I've written and dumped a few blog posts since It happened. Oddly, I started with Reasons for Hope, then hope gave way to lament, so I parked hope and wrote First, Lament, but by the next day the fever had subsided and I felt empty, so I wrote nothing. Nothing spawned new layers of understanding, and then more confusion, and then a sense of community, because actually we are all fucking confused, and maybe that's a good place to start.
Psychology + Zen = Philosophy and methods to relieve suffering and reveal happiness.
Psychology: We project onto others what we reject in ourselves. Some call it a Shadow. Healing comes from making the unconscious conscious, taking responsibility for our projections, integrating what is split off as our own thing.
Zen: There is no separate self. When we can be at one with every aspect, then we belong everywhere and we reject no one.
We heal the world by becoming intimate with our whole selves.
A vagina has not yet planted itself on the seat behind the desk at the oval office. The oval office!
A vagina with a skilled woman attached to it is running for that seat against a brute. In response to decades of sexist attacks, overt and subtle, this woman has not crawled into a hole, has not given up, has not murdered anyone, has NOT made huge mistakes, has not given up her core principles. She has constructed a persona that this nation can barely tolerate--somehow delivering a medley of intelligence, ambition, kindness, steadiness, and enthusiasm. And in response, people hate her. Young liberal people preferred an older white gentleman offering slogans, and deplorables prefer the Deplorable.
and Who is the Other?
I don't mean to be elliptical. On the other hand, maybe "egg shaped" is exactly what I'm going for. This year I'm co-facilitating a class exploring how we project onto others what we can't welcome in ourselves. Our categories are Disability, Race, and Gender. We started the examination of gender with the question:
Am I a woman? Why or Why not?
Here is my answer
I'm at Far Rockaway because it's the people's beach, not like those fancy beaches you have to take a special train to get to. This beach has more kids, more festivities, more lifeguards, more noise, more of it all. It's been a glorious day, playing in the water, watching the joyful families, letting the deep drone of the waves permeate my brain. Because I trust everyone completely, especially people of color, I often leave my bag on the sand as I take dips into the healing ocean.
As I'm getting ready to go home, I reach into my bag for something or other and suddenly discover that the pocket where I keep my wallet is completely empty! Panic! I shuffle around some more, maybe I was mistaken? NO, it's really empty!
I've done it the other way. You know, the vacation where you lie on the beach day after day drinking things with cute toppings and then return to the city accompanied by the deep dread that is only relieved by the agony of actual work beginning.

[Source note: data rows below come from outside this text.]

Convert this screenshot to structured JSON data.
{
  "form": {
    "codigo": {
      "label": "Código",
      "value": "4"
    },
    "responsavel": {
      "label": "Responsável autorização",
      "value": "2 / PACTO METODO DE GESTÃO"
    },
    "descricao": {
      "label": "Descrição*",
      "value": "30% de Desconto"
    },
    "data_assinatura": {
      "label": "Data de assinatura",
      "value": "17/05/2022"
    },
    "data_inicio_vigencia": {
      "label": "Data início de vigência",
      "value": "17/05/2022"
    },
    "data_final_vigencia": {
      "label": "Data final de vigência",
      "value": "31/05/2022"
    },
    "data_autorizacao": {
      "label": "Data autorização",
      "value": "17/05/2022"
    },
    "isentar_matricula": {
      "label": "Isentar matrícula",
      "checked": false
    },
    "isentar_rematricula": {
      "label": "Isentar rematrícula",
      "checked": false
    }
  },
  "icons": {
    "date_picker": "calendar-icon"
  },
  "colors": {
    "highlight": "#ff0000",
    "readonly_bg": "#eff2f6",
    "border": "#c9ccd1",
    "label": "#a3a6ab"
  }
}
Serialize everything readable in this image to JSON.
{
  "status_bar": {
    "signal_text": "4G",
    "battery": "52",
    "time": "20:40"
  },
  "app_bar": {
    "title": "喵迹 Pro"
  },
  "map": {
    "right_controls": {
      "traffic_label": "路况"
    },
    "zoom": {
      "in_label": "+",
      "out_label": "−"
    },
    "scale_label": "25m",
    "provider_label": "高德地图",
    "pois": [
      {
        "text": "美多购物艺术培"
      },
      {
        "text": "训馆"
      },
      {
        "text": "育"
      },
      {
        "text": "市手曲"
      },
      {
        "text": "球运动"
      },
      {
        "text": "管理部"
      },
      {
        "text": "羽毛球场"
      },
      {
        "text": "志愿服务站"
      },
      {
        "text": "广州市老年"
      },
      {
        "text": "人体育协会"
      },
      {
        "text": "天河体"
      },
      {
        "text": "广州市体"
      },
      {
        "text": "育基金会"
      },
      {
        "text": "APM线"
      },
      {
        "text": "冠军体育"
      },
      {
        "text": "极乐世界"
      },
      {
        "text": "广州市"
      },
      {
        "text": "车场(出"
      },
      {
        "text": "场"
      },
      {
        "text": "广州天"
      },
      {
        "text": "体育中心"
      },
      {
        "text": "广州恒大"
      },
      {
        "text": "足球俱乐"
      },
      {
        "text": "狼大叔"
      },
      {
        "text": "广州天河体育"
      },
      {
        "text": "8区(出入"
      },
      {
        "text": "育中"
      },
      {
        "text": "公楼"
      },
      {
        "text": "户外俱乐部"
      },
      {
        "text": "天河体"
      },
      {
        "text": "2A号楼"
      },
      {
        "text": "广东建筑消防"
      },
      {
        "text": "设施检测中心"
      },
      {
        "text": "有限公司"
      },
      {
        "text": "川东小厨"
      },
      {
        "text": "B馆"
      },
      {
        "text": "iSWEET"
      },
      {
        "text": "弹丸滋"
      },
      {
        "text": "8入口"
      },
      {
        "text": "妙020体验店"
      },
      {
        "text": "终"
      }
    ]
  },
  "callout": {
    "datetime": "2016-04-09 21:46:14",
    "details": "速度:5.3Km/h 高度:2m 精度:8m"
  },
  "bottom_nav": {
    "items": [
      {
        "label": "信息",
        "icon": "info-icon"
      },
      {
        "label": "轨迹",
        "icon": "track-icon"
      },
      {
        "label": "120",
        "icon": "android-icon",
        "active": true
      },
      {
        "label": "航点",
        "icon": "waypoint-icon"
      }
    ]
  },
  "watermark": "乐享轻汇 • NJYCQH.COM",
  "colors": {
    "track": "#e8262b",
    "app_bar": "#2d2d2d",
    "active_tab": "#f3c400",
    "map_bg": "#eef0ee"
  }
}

But now I've turned that whole thing around. I spend a week practicing Zen meditation and ritual with my community--sweating, greeting demons, and working hard, and then return to what now seems like an incredibly luxurious life.
Does it spark joy? If not, let it go.
It's easy to mock this instruction from the adorable and slightly insane master of tidiness, Marie Kondo, but I contend that it is an invitation to a radical revolution. Master Kondo advises us not to engage with a thing in the usual way. Don't read the book or try on the clothing; hold it to your heart and notice what you feel.
"Pay close attention to how your body responds when you do this. When something sparks joy, you should feel a little thrill, as if the cells in your body are slowly rising. When you hold something that doesn't bring you joy, however, you will notice that your body feels heavier."
Attention to rising cells is revolutionary; it changes everything.
You may have noticed that I've been gone a while. I've been busy doing nothing. What happened is that I had a pretty good idea and I started to write, but then it went sideways and I had a hundred more ideas, and they led to a hundred more, so I started jotting everything down, and it was all connected, so I couldn't finish it, or, rather, them. I suffered.
So I decided to step back and remember the main point.
The parade of slayings and obscene statistics have finally yanked our attention to the crime of racism in America. Eyes open, horrified and heartbroken, we march and protest. "Black Lives Matter!" chant Whites and Blacks together, coming together to rise up and defeat the oppressor, or at least get him to put a camera on.
Several months ago, during a formal conversation on healing racism, a zen teacher--Kodo Sensei, the first Black woman to receive dharma transmission, asked a question that sounded to me like "What's in it for White People?" The question spun itself around in my guts like a sharply angled koan.
For one thing, White people want
It started out well enough. The pain specialist in the spine department--let's call him Dim--was friendly and respectful, and did a quick and gentle exam of my neck. Then he brought me into his office, offered a seat while he communicated with his computer as he complained that electronic medical records were ruining his practice. I sympathized; he continued on about how this keeps him up at night, then asked me many questions that had nothing to do with my neck, presumably required by the machine he was facing.
"Well, she is more contemporary," the young lady clarified when I looked mystified. We were at a networking event for filmmakers and actors, and I had boldly raised my objection to the disappearance of older women. She responded by kindly offering hope that things were changing, and presented Julianne Moore as an example of an aging star. Thinking hard, she filled out her list of two by including an actress in her 30s.